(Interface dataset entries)
────────────────────

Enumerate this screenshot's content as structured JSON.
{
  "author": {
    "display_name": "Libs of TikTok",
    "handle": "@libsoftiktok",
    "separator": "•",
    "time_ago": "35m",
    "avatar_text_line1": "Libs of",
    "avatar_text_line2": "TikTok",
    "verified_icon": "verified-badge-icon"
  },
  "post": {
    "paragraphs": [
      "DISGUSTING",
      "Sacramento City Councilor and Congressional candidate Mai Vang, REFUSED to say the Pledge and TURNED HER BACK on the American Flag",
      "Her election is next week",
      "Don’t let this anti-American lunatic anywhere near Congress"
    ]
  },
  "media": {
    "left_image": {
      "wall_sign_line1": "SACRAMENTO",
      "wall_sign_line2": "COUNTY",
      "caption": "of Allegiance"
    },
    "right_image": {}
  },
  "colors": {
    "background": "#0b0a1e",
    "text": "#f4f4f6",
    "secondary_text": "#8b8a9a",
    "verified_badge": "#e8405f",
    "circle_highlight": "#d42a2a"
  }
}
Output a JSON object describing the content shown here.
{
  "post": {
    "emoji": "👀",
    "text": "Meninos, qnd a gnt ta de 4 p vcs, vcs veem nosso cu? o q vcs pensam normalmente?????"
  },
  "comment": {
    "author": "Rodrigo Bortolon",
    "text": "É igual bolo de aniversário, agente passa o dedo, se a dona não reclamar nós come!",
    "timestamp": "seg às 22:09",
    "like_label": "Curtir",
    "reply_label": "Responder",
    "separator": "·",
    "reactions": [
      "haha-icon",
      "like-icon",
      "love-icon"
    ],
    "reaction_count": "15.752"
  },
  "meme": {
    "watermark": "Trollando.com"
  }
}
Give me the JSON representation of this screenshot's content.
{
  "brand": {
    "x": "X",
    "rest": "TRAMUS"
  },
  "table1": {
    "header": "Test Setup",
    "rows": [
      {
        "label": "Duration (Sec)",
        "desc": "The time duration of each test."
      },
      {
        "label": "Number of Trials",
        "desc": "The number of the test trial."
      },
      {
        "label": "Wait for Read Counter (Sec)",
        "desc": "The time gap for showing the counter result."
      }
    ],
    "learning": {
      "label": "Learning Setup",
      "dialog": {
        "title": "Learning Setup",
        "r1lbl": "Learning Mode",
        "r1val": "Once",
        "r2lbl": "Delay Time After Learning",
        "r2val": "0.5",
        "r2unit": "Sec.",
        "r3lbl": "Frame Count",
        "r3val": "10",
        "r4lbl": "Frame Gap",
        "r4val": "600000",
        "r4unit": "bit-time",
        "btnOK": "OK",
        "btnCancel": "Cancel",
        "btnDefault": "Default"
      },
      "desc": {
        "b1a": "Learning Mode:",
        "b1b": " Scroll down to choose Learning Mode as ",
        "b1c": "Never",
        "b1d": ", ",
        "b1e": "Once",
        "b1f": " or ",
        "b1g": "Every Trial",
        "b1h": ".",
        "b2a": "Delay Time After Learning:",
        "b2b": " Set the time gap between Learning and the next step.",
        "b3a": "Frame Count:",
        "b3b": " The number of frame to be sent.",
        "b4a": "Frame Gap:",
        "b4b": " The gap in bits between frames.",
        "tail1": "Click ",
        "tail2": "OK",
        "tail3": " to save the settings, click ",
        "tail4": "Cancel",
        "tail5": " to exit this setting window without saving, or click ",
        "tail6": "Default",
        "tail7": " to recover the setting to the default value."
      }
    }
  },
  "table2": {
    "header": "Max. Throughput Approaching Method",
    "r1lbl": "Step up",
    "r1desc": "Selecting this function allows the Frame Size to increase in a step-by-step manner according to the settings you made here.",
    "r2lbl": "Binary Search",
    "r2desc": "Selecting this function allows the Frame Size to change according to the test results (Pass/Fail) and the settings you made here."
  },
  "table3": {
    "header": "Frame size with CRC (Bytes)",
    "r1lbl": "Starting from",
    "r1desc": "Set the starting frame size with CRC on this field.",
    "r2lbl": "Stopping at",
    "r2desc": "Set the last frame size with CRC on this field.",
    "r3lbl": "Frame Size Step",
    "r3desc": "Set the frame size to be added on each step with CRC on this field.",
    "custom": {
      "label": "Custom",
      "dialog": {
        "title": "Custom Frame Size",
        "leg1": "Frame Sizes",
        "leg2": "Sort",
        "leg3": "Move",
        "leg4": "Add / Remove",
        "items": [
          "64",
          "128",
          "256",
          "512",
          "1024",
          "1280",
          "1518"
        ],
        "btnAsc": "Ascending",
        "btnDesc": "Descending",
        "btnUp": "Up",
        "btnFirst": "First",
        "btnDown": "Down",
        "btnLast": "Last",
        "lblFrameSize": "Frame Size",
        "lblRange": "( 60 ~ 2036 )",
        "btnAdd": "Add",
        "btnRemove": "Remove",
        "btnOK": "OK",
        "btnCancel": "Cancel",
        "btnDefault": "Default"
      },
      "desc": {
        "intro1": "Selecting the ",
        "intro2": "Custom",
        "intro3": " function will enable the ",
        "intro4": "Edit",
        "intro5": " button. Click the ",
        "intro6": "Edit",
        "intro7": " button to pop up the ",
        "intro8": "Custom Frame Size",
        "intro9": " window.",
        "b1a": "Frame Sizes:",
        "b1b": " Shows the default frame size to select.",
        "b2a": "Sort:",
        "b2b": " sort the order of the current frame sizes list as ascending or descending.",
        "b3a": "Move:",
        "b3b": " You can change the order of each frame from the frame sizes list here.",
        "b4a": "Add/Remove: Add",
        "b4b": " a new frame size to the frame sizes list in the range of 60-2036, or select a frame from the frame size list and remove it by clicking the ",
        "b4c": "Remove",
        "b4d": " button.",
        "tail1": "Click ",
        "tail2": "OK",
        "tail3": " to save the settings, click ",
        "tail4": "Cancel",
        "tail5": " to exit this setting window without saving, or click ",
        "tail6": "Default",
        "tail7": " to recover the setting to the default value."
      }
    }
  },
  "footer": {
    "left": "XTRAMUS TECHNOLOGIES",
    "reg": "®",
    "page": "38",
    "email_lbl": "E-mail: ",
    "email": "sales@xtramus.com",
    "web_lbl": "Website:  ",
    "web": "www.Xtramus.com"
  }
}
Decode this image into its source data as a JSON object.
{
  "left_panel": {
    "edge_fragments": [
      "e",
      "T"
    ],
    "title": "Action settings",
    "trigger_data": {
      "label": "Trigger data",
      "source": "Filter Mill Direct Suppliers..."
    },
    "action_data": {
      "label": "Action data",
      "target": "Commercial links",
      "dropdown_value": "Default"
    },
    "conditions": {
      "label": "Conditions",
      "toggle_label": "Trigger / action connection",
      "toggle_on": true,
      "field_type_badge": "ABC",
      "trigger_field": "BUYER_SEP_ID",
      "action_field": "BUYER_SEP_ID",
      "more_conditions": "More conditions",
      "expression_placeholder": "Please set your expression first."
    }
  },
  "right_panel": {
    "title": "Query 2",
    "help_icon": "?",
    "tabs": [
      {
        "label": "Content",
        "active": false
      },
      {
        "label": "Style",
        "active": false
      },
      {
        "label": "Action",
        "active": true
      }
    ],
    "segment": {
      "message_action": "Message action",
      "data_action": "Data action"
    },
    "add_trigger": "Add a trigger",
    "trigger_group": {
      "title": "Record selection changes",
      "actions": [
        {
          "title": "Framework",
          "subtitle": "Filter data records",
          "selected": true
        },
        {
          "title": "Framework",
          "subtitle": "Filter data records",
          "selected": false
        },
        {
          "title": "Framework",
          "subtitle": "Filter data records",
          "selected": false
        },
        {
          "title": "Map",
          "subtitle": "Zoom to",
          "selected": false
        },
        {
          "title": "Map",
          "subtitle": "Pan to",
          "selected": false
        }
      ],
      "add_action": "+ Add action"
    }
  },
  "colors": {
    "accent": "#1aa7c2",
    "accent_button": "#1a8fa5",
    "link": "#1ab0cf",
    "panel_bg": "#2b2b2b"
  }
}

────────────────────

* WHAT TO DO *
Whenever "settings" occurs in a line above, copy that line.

* OUTPUT FOR THIS TASK *
        "tail3": " to save the settings, click ",
    "r1desc": "Selecting this function allows the Frame Size to increase in a step-by-step manner according to the settings you made here.",
    "r2desc": "Selecting this function allows the Frame Size to change according to the test results (Pass/Fail) and the settings you made here."
        "tail3": " to save the settings, click ",
    "title": "Action settings",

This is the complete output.